Regulars come and regulars go. Sometimes the memories of them linger on, long after the final whiff of their stinky feet in the back of your taxi is gone.

The reality is, you can only tolerate so much of anyone’s presence for any considerable amount of time. Not just the guy whose MO was to impersonate a petri dish of party favors doing acid while stoned on another daylong Mission bar crawl.

Although the body odors of long-gone passengers may not inspire much nostalgia, flashbacks of the sweaty-palmed $20 bills I’d shove in my pockets at the ends of his rides can definitely lead to a prolonged search of lost time.

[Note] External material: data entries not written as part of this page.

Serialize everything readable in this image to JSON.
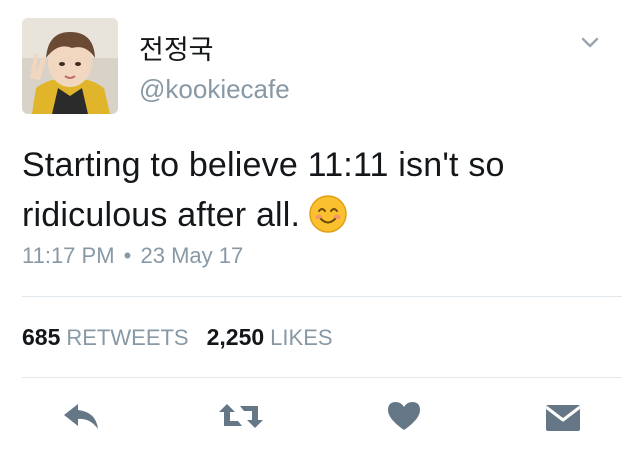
{
  "user": {
    "display_name": "전정국",
    "handle": "@kookiecafe"
  },
  "tweet": {
    "text": "Starting to believe 11:11 isn't so ridiculous after all.",
    "emoji": "smiling-face-emoji",
    "time": "11:17 PM",
    "separator": "•",
    "date": "23 May 17"
  },
  "stats": {
    "retweets_count": "685",
    "retweets_label": "RETWEETS",
    "likes_count": "2,250",
    "likes_label": "LIKES"
  },
  "icons": {
    "menu": "chevron-down-icon",
    "reply": "reply-icon",
    "retweet": "retweet-icon",
    "like": "heart-icon",
    "dm": "envelope-icon"
  },
  "colors": {
    "text": "#14171a",
    "secondary": "#8899a6",
    "icon": "#657786",
    "divider": "#e1e8ed"
  }
}
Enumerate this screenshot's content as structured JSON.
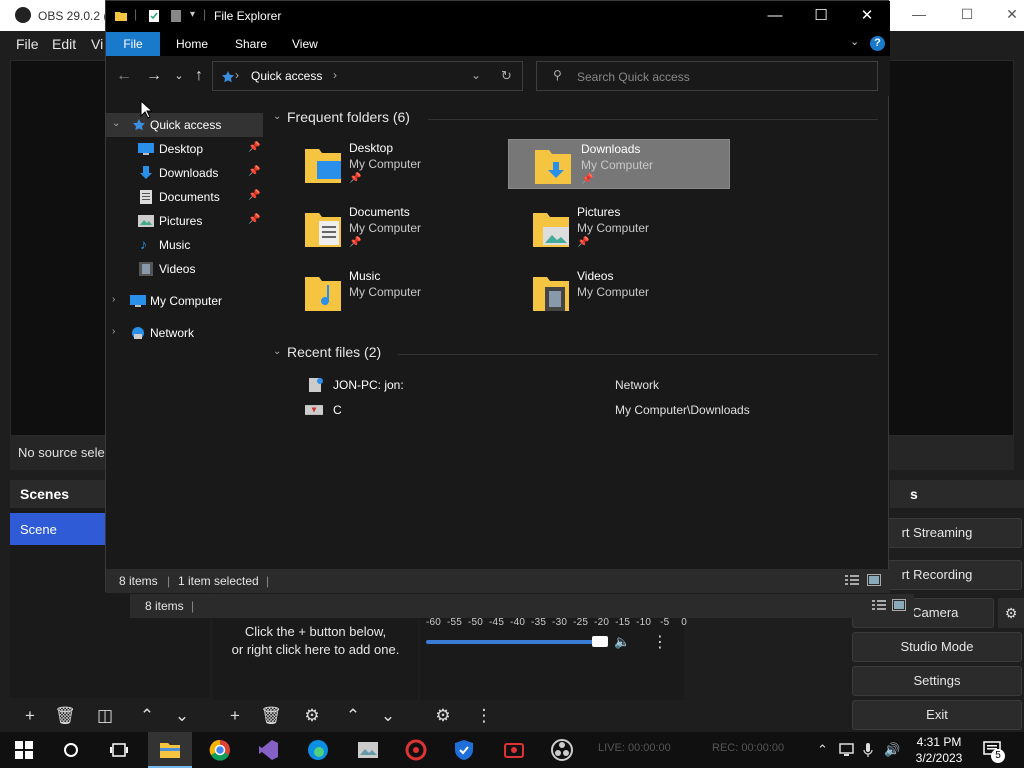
{
  "obs": {
    "title": "OBS 29.0.2 (6",
    "menu": [
      "File",
      "Edit",
      "Vi"
    ],
    "no_source": "No source sele",
    "scenes_title": "Scenes",
    "scene_item": "Scene",
    "sources_hint_1": "Click the + button below,",
    "sources_hint_2": "or right click here to add one.",
    "mixer_ticks": "-60  -55  -50  -45  -40  -35  -30  -25  -20  -15  -10   -5    0",
    "controls_title": "s",
    "controls": {
      "streaming": "rt Streaming",
      "recording": "rt Recording",
      "virtual_camera": "tual Camera",
      "studio_mode": "Studio Mode",
      "settings": "Settings",
      "exit": "Exit"
    }
  },
  "explorer": {
    "title": "File Explorer",
    "ribbon": {
      "file": "File",
      "home": "Home",
      "share": "Share",
      "view": "View",
      "help": "?"
    },
    "address": {
      "crumb": "Quick access"
    },
    "search": {
      "placeholder": "Search Quick access"
    },
    "nav": {
      "quick_access": "Quick access",
      "items": [
        {
          "label": "Desktop",
          "pinned": true
        },
        {
          "label": "Downloads",
          "pinned": true
        },
        {
          "label": "Documents",
          "pinned": true
        },
        {
          "label": "Pictures",
          "pinned": true
        },
        {
          "label": "Music",
          "pinned": false
        },
        {
          "label": "Videos",
          "pinned": false
        }
      ],
      "my_computer": "My Computer",
      "network": "Network"
    },
    "frequent": {
      "header": "Frequent folders (6)",
      "folders": [
        {
          "name": "Desktop",
          "location": "My Computer",
          "pinned": true
        },
        {
          "name": "Downloads",
          "location": "My Computer",
          "pinned": true,
          "selected": true
        },
        {
          "name": "Documents",
          "location": "My Computer",
          "pinned": true
        },
        {
          "name": "Pictures",
          "location": "My Computer",
          "pinned": true
        },
        {
          "name": "Music",
          "location": "My Computer",
          "pinned": false
        },
        {
          "name": "Videos",
          "location": "My Computer",
          "pinned": false
        }
      ]
    },
    "recent": {
      "header": "Recent files (2)",
      "files": [
        {
          "name": "JON-PC: jon:",
          "location": "Network"
        },
        {
          "name": "C",
          "location": "My Computer\\Downloads"
        }
      ]
    },
    "status": {
      "count": "8 items",
      "selected": "1 item selected"
    },
    "status_behind": {
      "count": "8 items"
    }
  },
  "taskbar": {
    "time": "4:31 PM",
    "date": "3/2/2023",
    "live": "LIVE: 00:00:00",
    "rec": "REC: 00:00:00",
    "notification_count": "5"
  },
  "colors": {
    "accent": "#1979ca",
    "scene_selected": "#2f5bd6",
    "folder": "#f5c542"
  }
}
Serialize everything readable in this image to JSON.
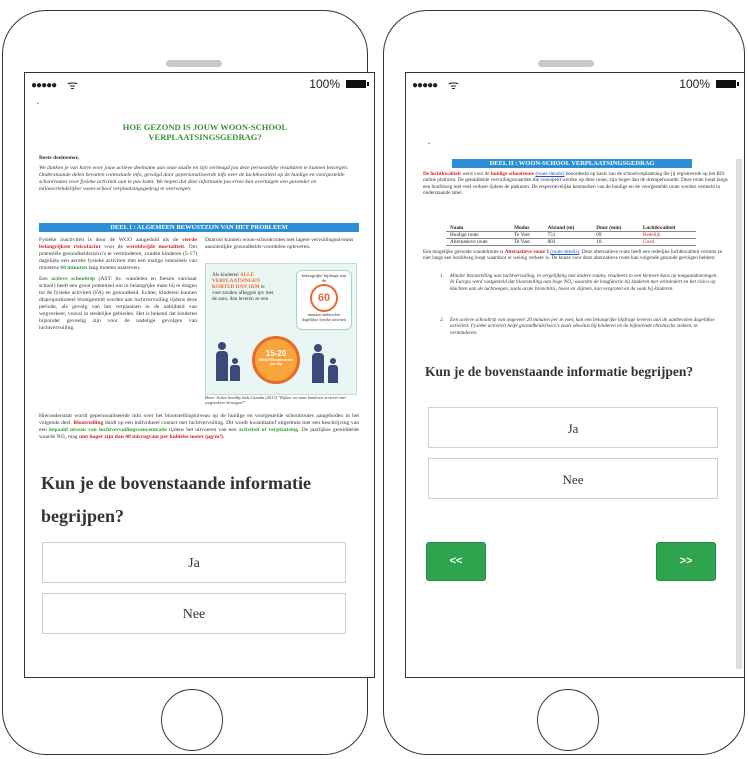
{
  "status_bar": {
    "signal": "●●●●●",
    "wifi": "ᯤ",
    "battery_pct": "100%"
  },
  "left": {
    "bullet": "•",
    "title_line1": "HOE GEZOND IS JOUW WOON-SCHOOL",
    "title_line2": "VERPLAATSINGSGEDRAG?",
    "greeting": "Beste deelnemer,",
    "intro": "We danken je van harte voor jouw actieve deelname aan onze studie en zijn verheugd jou deze persoonlijke resultaten te kunnen bezorgen. Onderstaande delen bevatten contextuele info, gevolgd door gepersonaliseerde info over de luchtkwaliteit op de huidige en voorgestelde schoolroutes voor fysieke activiteit aan te pas komt. We hopen dat deze informatie jou ertoe kan overtuigen een gezonder en milieuvriendelijker woon-school verplaatsingsgedrag te overwegen.",
    "banner": "DEEL I : ALGEMEEN BEWUSTZIJN VAN HET PROBLEEM",
    "col1_p1_a": "Fysieke inactiviteit is door de WGO aangeduid als de ",
    "col1_p1_red1": "vierde belangrijkste risicofactor",
    "col1_p1_b": " voor de ",
    "col1_p1_red2": "wereldwijde mortaliteit",
    "col1_p1_c": ". Om potentiële gezondheidsrisico's te verminderen, zouden kinderen (5-17) dagelijks een aerobe fysieke activiteit met een matige intensiteit van minstens ",
    "col1_p1_grn": "60 minuten",
    "col1_p1_d": " lang moeten nastreven.",
    "col1_p2_a": "Een ",
    "col1_p2_grn": "actieve schooltrip",
    "col1_p2_b": " (AST: bv. wandelen en fietsen van/naar school) heeft een groot potentieel om in belangrijke mate bij te dragen tot de fysieke activiteit (FA) en gezondheid. Echter, kinderen kunnen disproportioneel blootgesteld worden aan luchtvervuiling tijdens deze periode, als gevolg van het verplaatsen in de nabijheid van wegverkeer, vooral in stedelijke gebieden. Het is bekend dat kinderen bijzonder gevoelig zijn voor de nadelige gevolgen van luchtvervuiling.",
    "col2_text": "Daarom kunnen woon-schoolroutes met lagere vervuilingsniveaus aanzienlijke gezondheids-voordelen opleveren.",
    "info_line1": "Als kinderen ",
    "info_line1_hl": "ALLE VERPLAATSINGEN KORTER DAN 1KM",
    "info_line2": "te voet zouden afleggen ipv met de auto, dan leveren ze een",
    "info_bubble": "belangrijke bijdrage aan de",
    "info_bubble_num": "60",
    "info_bubble_sub": "minuten aanbevolen dagelijkse fysieke activiteit",
    "info_clock_num": "15-20",
    "info_clock_label": "MINUTEN wandelen per trip",
    "source": "Bron: Active healthy kids Canada (2013) \"Kijken we naar kinderen actiever met wegverkeer bewegen?\"",
    "bottom_a": "Hieronderstaat wordt gepersonaliseerde info over het blootstellingsniveau op de huidige en voorgestelde schoolroutes aangeboden in het volgende deel. ",
    "bottom_red1": "Blootstelling",
    "bottom_b": " duidt op een individueel contact met luchtvervuiling. Dit wordt kwantitatief uitgedrukt met een beschrijving van een ",
    "bottom_grn1": "bepaald niveau van luchtvervuilingsconcentratie",
    "bottom_c": " tijdens het uitvoeren van een ",
    "bottom_grn2": "activiteit of verplaatsing",
    "bottom_d": ". De jaarlijkse gemiddelde waarde NO₂ mag ",
    "bottom_red2": "niet hoger zijn dan 40 microgram per kubieke meter (μg/m³).",
    "question": "Kun je de bovenstaande informatie begrijpen?",
    "yes": "Ja",
    "no": "Nee"
  },
  "right": {
    "bullet": "•",
    "banner": "DEEL II : WOON-SCHOOL VERPLAATSINGSGEDRAG",
    "p1_red": "De luchtkwaliteit",
    "p1_a": " werd voor de ",
    "p1_red2": "huidige schoolroute",
    "p1_link": "(route details)",
    "p1_b": " beoordeeld op basis van de schoolverplaatsing die jij registreerde op het RIS online platform. De gemiddelde vervuilingswaarden die voorspeld werden op deze route, zijn hoger dan de drempelwaarde. Deze route loopt langs een hoofdweg met veel verkeer tijdens de piekuren. De respectievelijke kenmerken van de huidige en de voorgestelde route worden vermeld in onderstaande tabel.",
    "table_headers": [
      "Naam",
      "Modus",
      "Afstand (m)",
      "Duur (min)",
      "Luchtkwaliteit"
    ],
    "table_rows": [
      [
        "Huidige route",
        "Te Voet",
        "751",
        "09",
        "Redelijk"
      ],
      [
        "Alternatieve route",
        "Te Voet",
        "803",
        "10",
        "Goed"
      ]
    ],
    "p2_a": "Een mogelijke gezonde wandelroute is ",
    "p2_red": "Alternatieve route 1",
    "p2_link": "(route details)",
    "p2_b": ". Deze alternatieve route heeft een redelijke luchtkwaliteit vermits ze niet langs een hoofdweg loopt waardoor er weinig verkeer is. De keuze voor deze alternatieve route kan volgende gezonde gevolgen hebben:",
    "li1": "Minder blootstelling aan luchtvervuiling, in vergelijking met andere routes, resulteert in een kleinere kans op longaandoeningen. In Europa werd vastgesteld dat blootstelling aan hoge NO₂-waarden de longfunctie bij kinderen met vermindert en het risico op klachten aan de luchtwegen, zoals acute bronchitis, hoest en slijmen, kan vergroten en de vaak bij kinderen.",
    "li2": "Een actieve schooltrip van ongeveer 20 minuten per te voet, kan een belangrijke bijdrage leveren aan de aanbevolen dagelijkse activiteit. Fysieke activiteit helpt gezondheidsrisico's zoals obesitas bij kinderen en de bijhorende chronische ziekten, te verminderen.",
    "question": "Kun je de bovenstaande informatie begrijpen?",
    "yes": "Ja",
    "no": "Nee",
    "prev": "<<",
    "next": ">>"
  }
}
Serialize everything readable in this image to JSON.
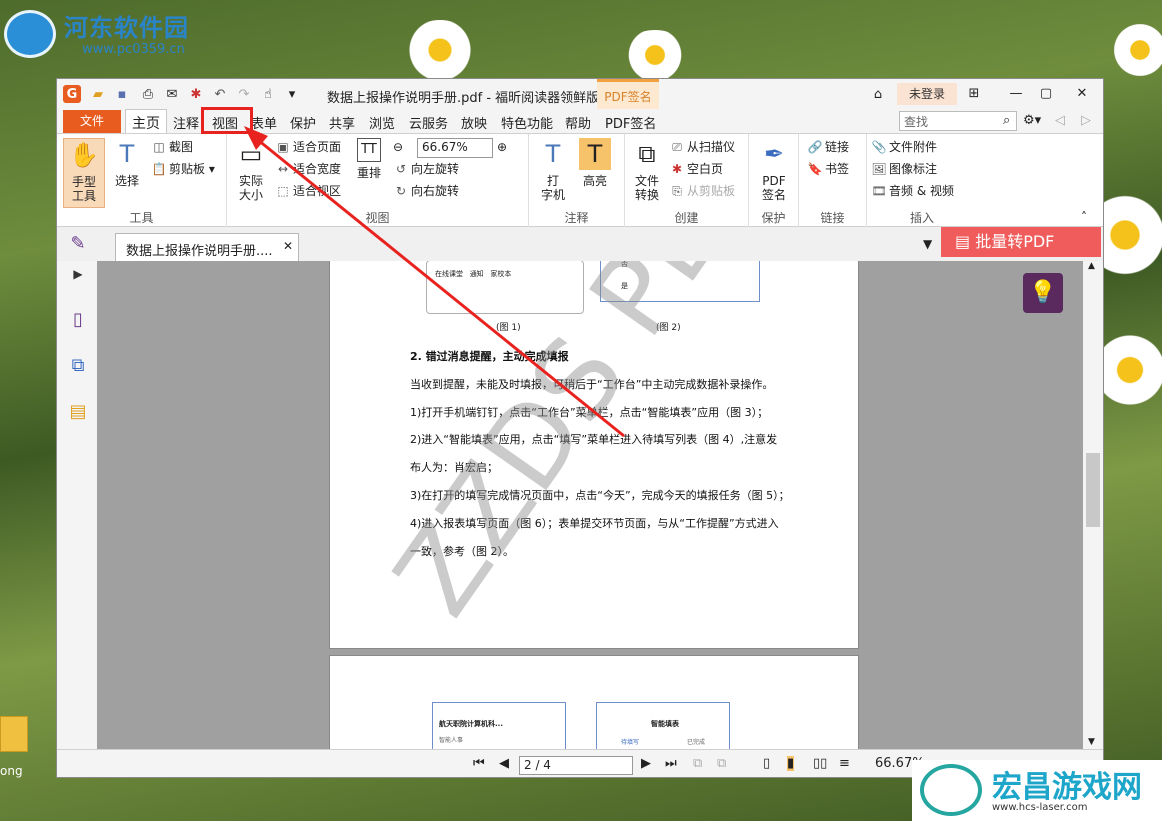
{
  "watermark_site": {
    "name": "河东软件园",
    "url": "www.pc0359.cn"
  },
  "desktop": {
    "icon_label": "ong"
  },
  "titlebar": {
    "title": "数据上报操作说明手册.pdf - 福昕阅读器领鲜版",
    "pdf_sign_tab": "PDF签名",
    "login": "未登录"
  },
  "menu": {
    "file": "文件",
    "tabs": [
      "主页",
      "注释",
      "视图",
      "表单",
      "保护",
      "共享",
      "浏览",
      "云服务",
      "放映",
      "特色功能",
      "帮助",
      "PDF签名"
    ],
    "search_placeholder": "查找"
  },
  "ribbon": {
    "tools": {
      "hand": "手型\n工具",
      "select": "选择",
      "screenshot": "截图",
      "clipboard": "剪贴板",
      "label": "工具"
    },
    "view": {
      "actual_size": "实际\n大小",
      "fit_page": "适合页面",
      "fit_width": "适合宽度",
      "fit_visible": "适合视区",
      "reflow": "重排",
      "zoom": "66.67%",
      "rotate_left": "向左旋转",
      "rotate_right": "向右旋转",
      "label": "视图"
    },
    "comment": {
      "typewriter": "打\n字机",
      "highlight": "高亮",
      "label": "注释"
    },
    "create": {
      "convert": "文件\n转换",
      "from_scanner": "从扫描仪",
      "blank_page": "空白页",
      "from_clipboard": "从剪贴板",
      "label": "创建"
    },
    "protect": {
      "pdf_sign": "PDF\n签名",
      "label": "保护"
    },
    "links": {
      "link": "链接",
      "bookmark": "书签",
      "label": "链接"
    },
    "insert": {
      "attachment": "文件附件",
      "image_annotation": "图像标注",
      "audio_video": "音频 & 视频",
      "label": "插入"
    }
  },
  "doc_tab": {
    "name": "数据上报操作说明手册....",
    "batch": "批量转PDF"
  },
  "document": {
    "fig1_items": [
      "在线课堂",
      "通知",
      "家校本"
    ],
    "fig2_items": [
      "否",
      "是"
    ],
    "fig1_caption": "(图 1)",
    "fig2_caption": "(图 2)",
    "heading": "2. 错过消息提醒，主动完成填报",
    "paragraphs": [
      "当收到提醒，未能及时填报，可稍后于“工作台”中主动完成数据补录操作。",
      "1)打开手机端钉钉，点击“工作台”菜单栏，点击“智能填表”应用（图 3）；",
      "2)进入“智能填表”应用，点击“填写”菜单栏进入待填写列表（图 4）,注意发",
      "布人为：肖宏启；",
      "3)在打开的填写完成情况页面中，点击“今天”，完成今天的填报任务（图 5）；",
      "4)进入报表填写页面（图 6）；表单提交环节页面，与从“工作提醒”方式进入",
      "一致，参考（图 2）。"
    ],
    "watermark": "ZZDS PDF",
    "page2_mock1_title": "航天职院计算机科...",
    "page2_mock1_sub": "智能人事",
    "page2_mock2_title": "智能填表",
    "page2_mock2_tabs": [
      "待填写",
      "已完成"
    ]
  },
  "statusbar": {
    "page": "2 / 4",
    "zoom": "66.67%"
  },
  "brand": {
    "name": "宏昌游戏网",
    "url": "www.hcs-laser.com"
  },
  "colors": {
    "accent": "#e95c20",
    "annotation": "#e8231f"
  }
}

Good-paying customers always have peculiar demands, idiosyncrasies or preferred routes. Besides Mr. Stinky Feet, there was Sir Shop A-Lot and Miss “I’ll gladly PayPal you next Friday for a ride to Oakland today.”

That was my problem, actually, for being too accommodating. And not just with regulars. I’ve been kidnapped by random passengers several times.

Once, forced into giving this visiting artist a tour of The City at 1 a.m. Literally compelled by her local host, under threat of not leaving the cab without one. Since they were so nice about it and told me to keep the meter running, the only charges I pressed were in my Square app.

Sadly, the problem with good-paying customers is they usually make bad-paying friends.

Read the rest here.